Thursday, February 16, 2012
Valentine’s Day brought poetry to the County Board of Supervisors. The show of public passion also included entreaties to logic, emotional pleas and angry rants.
After hearing from three dozen people adamantly opposed to the MST/Whispering Oaks project, the Monterey County Board of Supervisors voted 4-1 to pull the plug on the controversial proposed business park and transportation hub on the former Fort Ord.
The vote is a reversal of last July’s decision to move the project forward – also 4-1, with Jane Parker dissenting.
Supervisor Lou Calcagno said he changed his mind because of the overwhelming opposition to the 58-acre project, which includes a 24-acre new headquarters for MST and an adjacent business park. The development would have disrupted popular recreational trails and destroyed thousands of mature oak trees.
“They’re right on,” he said. “You can’t walk away from the type of arguments the public has brought forward. MST is gonna be a loser, the Board of Supervisors is gonna be a loser, but in democracy, you don’t always win.”
Supervisor Simon Salinas also reversed his earlier vote. “Kenny Rogers says you gotta know when to fold,” he said, “and I think it’s time to fold on this project.”
Fernando Armenta, who sits on the MST board, was the lone supervisor to hold his ground in favor of Whispering Oaks. “I think some of us are circling now for re-election purposes,” he said. “This has nothing to do with the merits of the project… I think it’s all political.”
Armenta, Parker and Dave Potter are all up for re-election in June’s primaries. Of the three, today’s vote represents a reversal only for Potter.
He took an apologetic tone, saying strong public opposition convinced him to change his mind. “I did not give this the whole level of scrutiny that I should have,” he said. “I’m not too stubborn to say it was a bad decision.”
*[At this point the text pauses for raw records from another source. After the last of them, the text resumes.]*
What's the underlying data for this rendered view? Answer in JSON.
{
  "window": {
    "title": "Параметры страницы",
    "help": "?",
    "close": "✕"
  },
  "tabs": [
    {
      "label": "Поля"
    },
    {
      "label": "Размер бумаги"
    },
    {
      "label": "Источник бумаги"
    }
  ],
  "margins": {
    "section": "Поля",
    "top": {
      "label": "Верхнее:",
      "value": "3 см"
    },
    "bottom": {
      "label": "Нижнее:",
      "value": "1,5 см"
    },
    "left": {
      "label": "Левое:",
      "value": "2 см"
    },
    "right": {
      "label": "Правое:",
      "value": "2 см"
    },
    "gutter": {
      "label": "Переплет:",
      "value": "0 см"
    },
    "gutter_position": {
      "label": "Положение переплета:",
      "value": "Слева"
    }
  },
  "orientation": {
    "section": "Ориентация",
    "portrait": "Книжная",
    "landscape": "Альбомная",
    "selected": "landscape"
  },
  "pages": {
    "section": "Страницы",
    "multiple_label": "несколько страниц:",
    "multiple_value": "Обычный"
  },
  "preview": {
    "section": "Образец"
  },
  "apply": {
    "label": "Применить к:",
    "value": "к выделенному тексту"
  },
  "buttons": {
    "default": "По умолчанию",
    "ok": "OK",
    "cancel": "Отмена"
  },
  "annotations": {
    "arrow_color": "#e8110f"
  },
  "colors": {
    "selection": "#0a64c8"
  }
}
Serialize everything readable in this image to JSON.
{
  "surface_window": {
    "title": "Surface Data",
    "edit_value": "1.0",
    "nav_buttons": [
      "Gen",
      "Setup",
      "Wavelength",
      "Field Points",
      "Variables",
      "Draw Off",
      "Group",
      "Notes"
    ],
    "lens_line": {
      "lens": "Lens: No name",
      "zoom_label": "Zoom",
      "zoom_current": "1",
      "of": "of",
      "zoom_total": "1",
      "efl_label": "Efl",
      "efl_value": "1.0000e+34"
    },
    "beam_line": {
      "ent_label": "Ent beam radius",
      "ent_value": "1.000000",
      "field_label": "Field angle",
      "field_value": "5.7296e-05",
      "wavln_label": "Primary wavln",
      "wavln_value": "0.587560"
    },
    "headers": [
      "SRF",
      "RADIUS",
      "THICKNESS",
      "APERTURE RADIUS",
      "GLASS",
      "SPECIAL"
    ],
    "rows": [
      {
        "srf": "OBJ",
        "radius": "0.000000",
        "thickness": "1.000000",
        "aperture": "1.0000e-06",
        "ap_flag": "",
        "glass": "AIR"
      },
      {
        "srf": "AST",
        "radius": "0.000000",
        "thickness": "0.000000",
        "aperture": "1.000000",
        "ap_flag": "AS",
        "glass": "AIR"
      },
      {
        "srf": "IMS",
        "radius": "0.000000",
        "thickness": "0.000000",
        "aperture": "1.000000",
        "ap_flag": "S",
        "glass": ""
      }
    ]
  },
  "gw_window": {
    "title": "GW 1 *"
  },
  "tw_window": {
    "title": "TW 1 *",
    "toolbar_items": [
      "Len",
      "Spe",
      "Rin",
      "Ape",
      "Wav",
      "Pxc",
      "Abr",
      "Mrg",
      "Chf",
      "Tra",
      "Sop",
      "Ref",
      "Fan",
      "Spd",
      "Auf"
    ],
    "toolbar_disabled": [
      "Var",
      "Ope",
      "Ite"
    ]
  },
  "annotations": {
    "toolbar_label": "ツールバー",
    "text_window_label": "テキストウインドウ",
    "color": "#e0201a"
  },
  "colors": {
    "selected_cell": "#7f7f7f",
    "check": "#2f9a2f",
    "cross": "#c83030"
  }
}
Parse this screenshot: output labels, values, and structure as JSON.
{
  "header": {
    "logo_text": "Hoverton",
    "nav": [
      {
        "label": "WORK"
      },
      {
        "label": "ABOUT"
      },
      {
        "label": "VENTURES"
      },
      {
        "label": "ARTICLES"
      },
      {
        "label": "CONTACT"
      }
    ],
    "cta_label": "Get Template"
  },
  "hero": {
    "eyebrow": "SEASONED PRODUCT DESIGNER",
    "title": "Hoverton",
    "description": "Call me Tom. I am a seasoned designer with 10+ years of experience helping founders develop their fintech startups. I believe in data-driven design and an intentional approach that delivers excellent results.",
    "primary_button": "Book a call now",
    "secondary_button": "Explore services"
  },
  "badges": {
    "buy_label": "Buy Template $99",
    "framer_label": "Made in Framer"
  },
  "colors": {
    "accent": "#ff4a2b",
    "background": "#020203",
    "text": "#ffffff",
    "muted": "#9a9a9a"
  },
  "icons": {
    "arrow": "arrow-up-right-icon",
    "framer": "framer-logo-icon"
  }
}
The Feb. 14 vote rescinds the project’s environmental impact report and related entitlements, and repeals the county ordinance that rezoned the property from quasi-public to heavy commercial use. It also kills two figurative birds challenging the project: a ballot referendum spearheaded by the Fort Ord Rec Users group, and a lawsuit filed by LandWatch Monterey County.
Last month, LandWatch’s board rejected a settlement offered by the county and MST. “Accepting a settlement that still built something on that site just didn’t feel right to my board,” says LandWatch Executive Director Amy White. “There are places to build elsewhere.”
But the oak-woodland parcel isn’t fully protected yet. It remains slated for development under both the Fort Ord Base Reuse Plan and the County General Plan, Planning Director Mike Novo explained.
The supes’ decision likely forfeits a $30 million zero-interest federal loan MST had landed for its new headquarters. “That takes the funding plan we’re relying on and throws it out the window,” MST CEO Carl Sedoryk says.
MST paid the county over $800,000 for fees and permits for the Whispering Oaks project, he adds: “Will the county repay MST for what is being described as a mistake?”
The agency has also spent about $4.9 million in state bond money on headquarters designs. “Those plans are still good,” Sedoryk adds. “If we can find another site, with an investment of $750,000 to $1.5 million dollars, we can re-use most of that investment.”
The MST board got an earful from activists the day before the supervisors’ vote, when 16 people spoke against the project.
Therese Potter, an environmental sciences major at CSU Monterey Bay, lectured board members for their support of a project that would remove 3,400 trees and wipe out the trails she walks to class. “I can’t believe you would be so selfish,” she said. “You’re just disappointing a generation behind you.”
CSUMB assistant professor Fred Watson said Whispering Oaks is valuable habitat for nuttall woodpeckers, which nest in the cavities of old oaks. Seaside resident Diane Cotton said she just might have to chain herself to an oak tree if the project moves forward. Seaside resident Jason Campbell took direct aim at Sedoryk, telling the board, “Fire your captain; change course quickly.”
Monterey resident Jim Fink made the sole comment in favor of the project, noting that it sits on top of an old Army landfill. “It’s just an old garbage dump,” he said. “I think it’s a perfectly good use for MST.”
Although he has taken a public beating over Whispering Oaks, Sedoryk said the project is under county control.
With $20 million for capital projects from 2008 state bond measure Proposition 1B, MST started designing a new headquarters near 8th Avenue and Gigling Road.
But the county, which controls the project’s water allocation, asked MST to do a land swap for the 24-acre parcel in the Whispering Oaks business park. The transit authority, Sedoryk says, reluctantly agreed.
The county Planning Commission rejected the project last March on account of the mature trees to be removed. The supervisors reversed that decision on appeal in July. Within a month, Fort Ord Rec Users gathered 18,000 signatures for a referendum to repeal the zoning change ordinance, and LandWatch filed suit.
“I can understand why people are confused,” Sedoryk said before the Feb. 14 vote. “You can reduce it down to a very basic emotional level – you’re gonna cut down trees – but it’s more complicated than that.”